It would be improper, whilst treating of the Devonshire baronets, to omit the name of Bastard, of Kitley, although the gentleman on whom the title was so handsomely conferred declined the honour. The patent had passed the privy seal, and was gazetted before it was notified to the party thus deservedly honoured. It is in the recollection of many yet living, that William Bastard, Esq., of Kitley, made a most prompt tender of his services upon the appearance of the combined fleet off Plymouth, in 1779; on the 16th of August, he offered the governor to raise 500 men, as a corps of fencibles; setting the first example of raising men for the public service at that important juncture. On the 18th, he had to select from 1500 young men, contending who should have the honour of serving under him in defence of their country. On the 19th, his regiment being complete, and officered by the principal gentlemen of the neighbourhood, he was appointed to the service of guarding the French prisoners on their march to Exeter. On the 23d, they set out from the prison at Plymouth, and on the 25th he delivered them, being about 1300 in number, to the commanding officer at that city. With a due sense of the merit of these prompt services, the late king signed the warrant for a baronetcy, which was gazetted on the 1st of September, and notified to Mr. Bastard, in a letter from Earl Paulett, on the 4th. The title thus handsomely conferred was modestly declined, with a due sense of the intended honour.

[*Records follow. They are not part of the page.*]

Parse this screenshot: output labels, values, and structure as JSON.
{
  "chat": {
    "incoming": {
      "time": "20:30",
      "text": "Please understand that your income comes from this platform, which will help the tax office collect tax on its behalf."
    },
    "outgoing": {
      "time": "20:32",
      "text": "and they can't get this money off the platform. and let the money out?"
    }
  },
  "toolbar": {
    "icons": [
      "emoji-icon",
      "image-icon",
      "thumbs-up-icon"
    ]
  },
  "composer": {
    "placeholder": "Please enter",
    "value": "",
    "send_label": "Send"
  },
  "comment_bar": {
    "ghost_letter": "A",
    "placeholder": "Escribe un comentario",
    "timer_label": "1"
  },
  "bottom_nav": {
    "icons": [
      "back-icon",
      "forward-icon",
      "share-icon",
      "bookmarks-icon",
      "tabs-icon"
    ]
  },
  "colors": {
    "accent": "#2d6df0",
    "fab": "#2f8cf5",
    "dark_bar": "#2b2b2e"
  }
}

The ancient family of Bastard derives its origin from Robert Bastard, who held several manors in this county, in the reign of William the Conqueror. An an early period, Efford, in the parish of Egg Buckland, was for several generations the seat of this family. Sir William Pole reckons Bastard among the old families whose estates had been sold, but whose descendants remained in the county; and he mentions William Bastard, Esq., "learned in the laws," as living, in his time, at Wolston, in West Allington. Garston, or Gerson, in that parish, was the chief residence of the immediate ancestors of the late William Bastard, Esq., already mentioned. Kitley was acquired in marriage with the heiress of Pollexfen, about the beginning of the last century. The heiresses of Atley and Killiowe, had previously married into this family. The present representative of the family is Edmund Pollexfen Bastard, Esq., one of the members of the county, grandson of William Bastard, Esq., created a baronet as above mentioned, and nephew of the late John Pollexfen Bastard, Esq., who was one of the representatives of the county in several parliaments. His younger brother, John Bastard, Esq. M. P. for Dartmouth, resides at Sharpham, which was the inheritance of his mother, the heiress of Pownall.
Crest: — Out of a wreath, a dexter arm embowed in plate armour, Proper; garnished, Or, the elbow towards the sinister; the hand in a gauntlet grasping a sword, also Proper, pomel and hilt, Or, in bend sinister, the point downwards.